All these pickling recipes are my own as they have a unique twist. With this one, I imagined making something that a treasure toting black spot dodging pirate might be able to pack with him to avoid getting scurvy ‘pon the seven seas.
Cue, relevant tangent. Recently my wife, the girls and I were enjoying the afternoon sun out on our little decked area, when all of a sudden I noticed Luna plucking and shovelling little berries in her mouth like her life depended on it. Cue frantic finger bashing on this keyboard to work out what these juice laden little black beads were and praying they weren’t poisonous. Turns out, thank f**k, the Sambucus nigra Black Lace – or Black Elder Sambuca Plant produces sweet tangy edible berries after a few years growth. And in this moment when heart returned to chest, I knew what would cut with the samphires sea saltiness perfectly and boost the Vitamin C levels too.
With dried juniper berries thrown in too and the apple cider vinegar acidity this brew becomes a pulse popping tangy concoction that brings you a sharp slap with saline simmerings that pair just right.
This pickling recipe is for a 0.35 litre jar.
- 120g samphire
- 25g elderberries
- 2 Bay leaves
- 1 clove of garlic sliced
- 300ml Apple cider vinegar

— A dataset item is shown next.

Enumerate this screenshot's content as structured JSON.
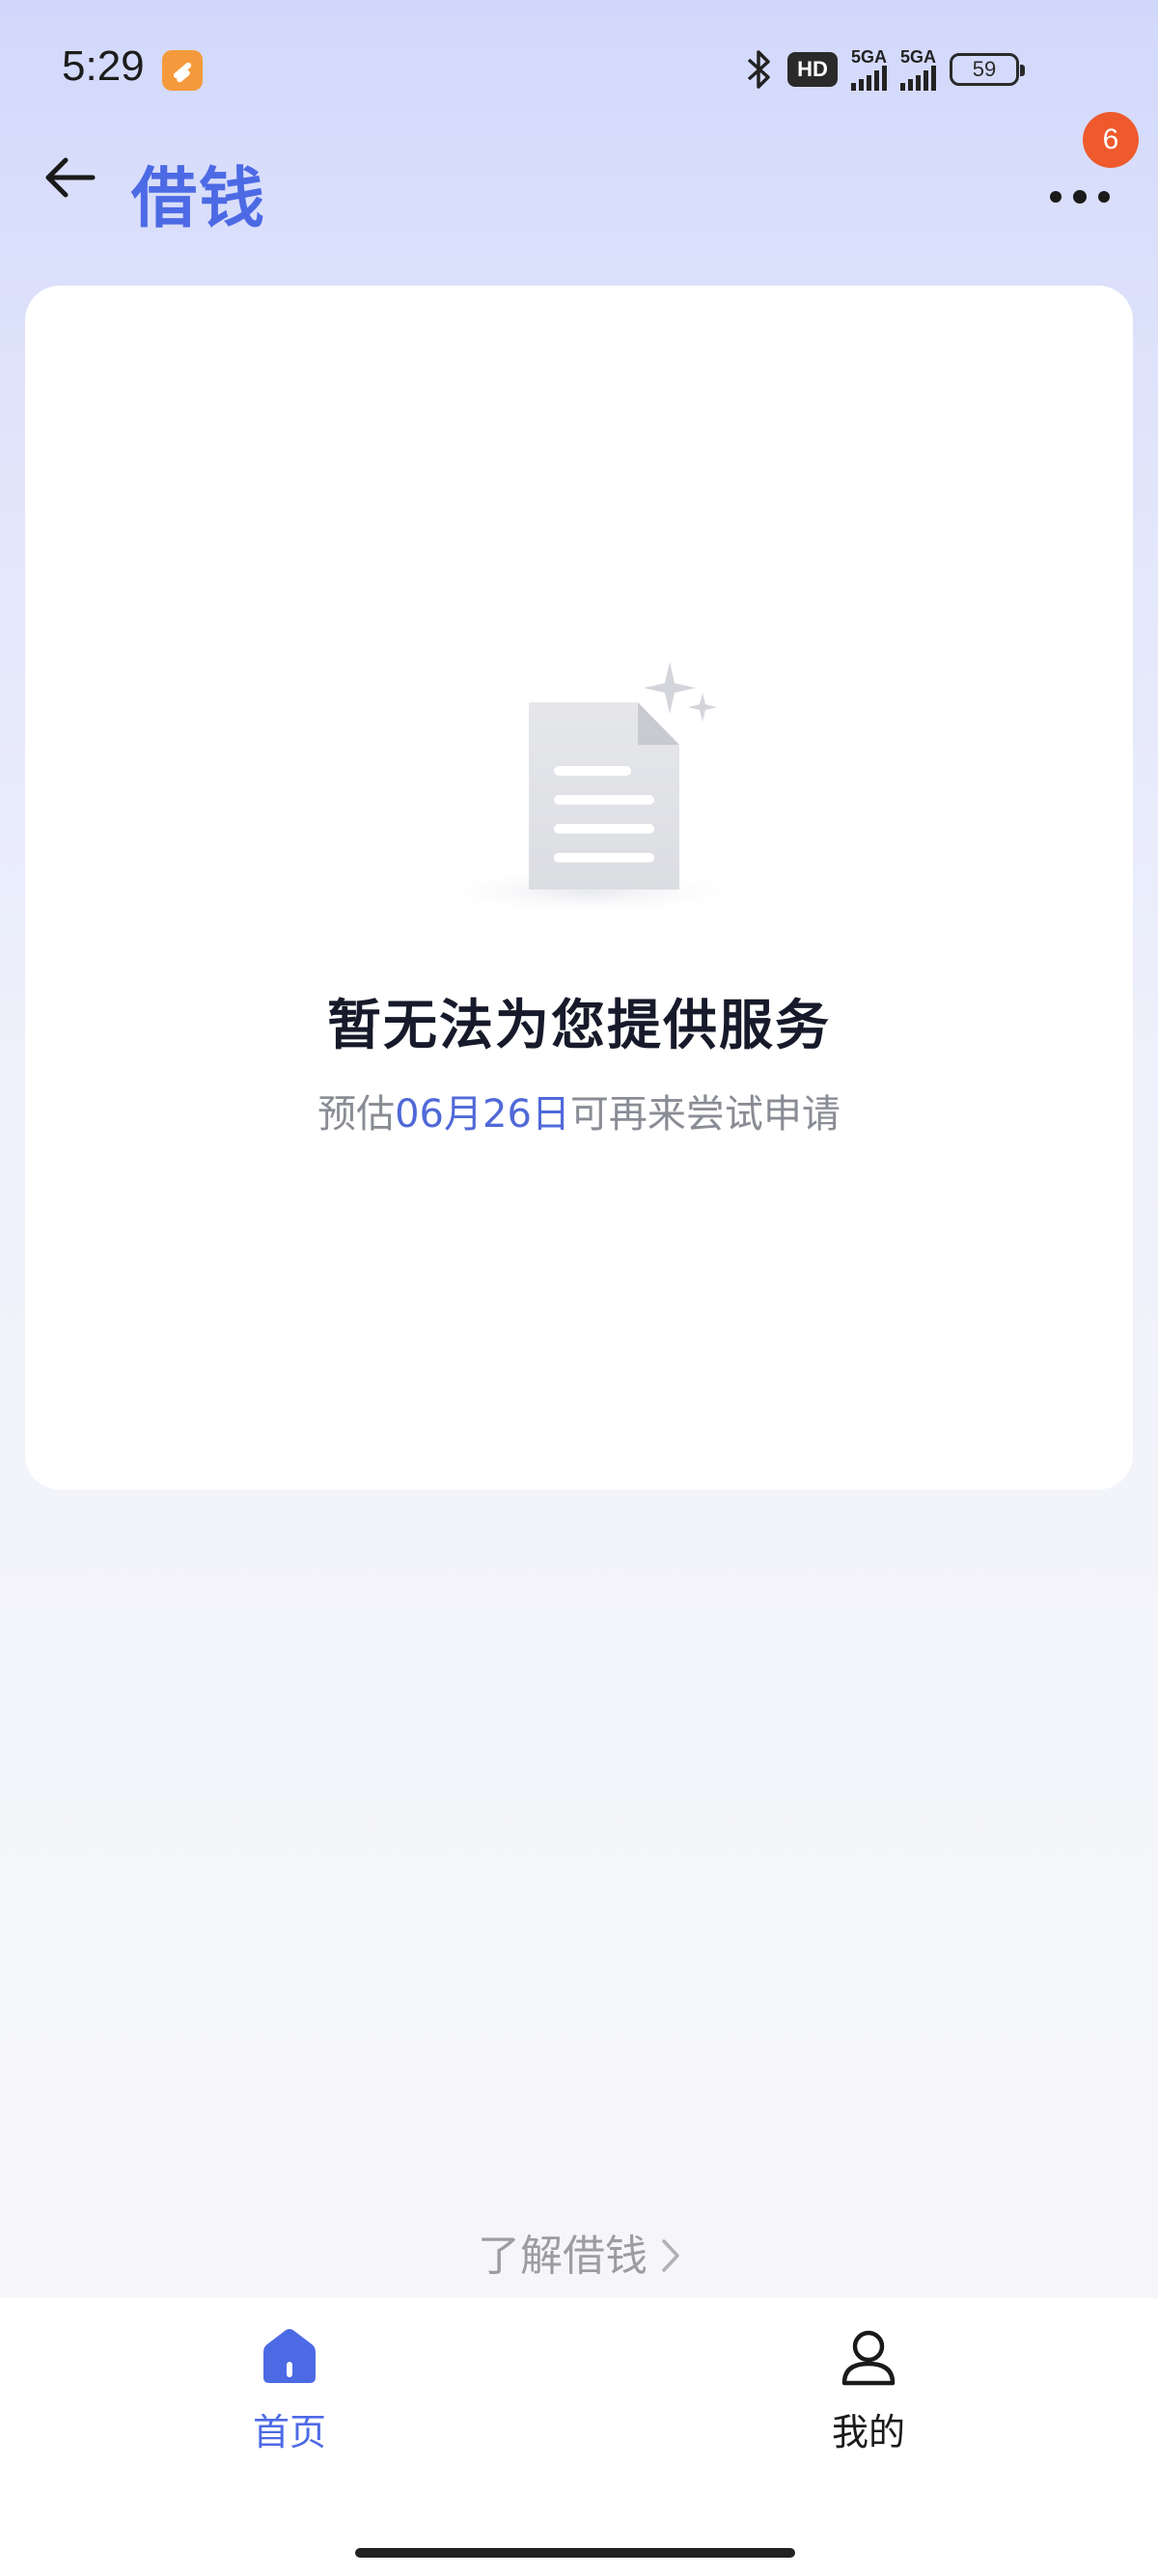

- 2 tsp any brown sugar
- several dried juniper berries
- a few black peppercorns
- 1 tsp caraway seeds
Rinse the samphire, more so if you’ve wrenched it from mother nature yourself, then pat dry on paper towel. Pack into the jar with the sliced garlic and bay leaves. Throw the peppercorns, juniper berries and caraway seeds in a hot pan and when it begins to smell aromatic pour in the cider vinegar and sugar and boil for 5 minutes. Now tip the hot pickling liquid over the jar contents.
You can now tighten that lid and this will be ready to nibble in a few weeks and will last several once opened.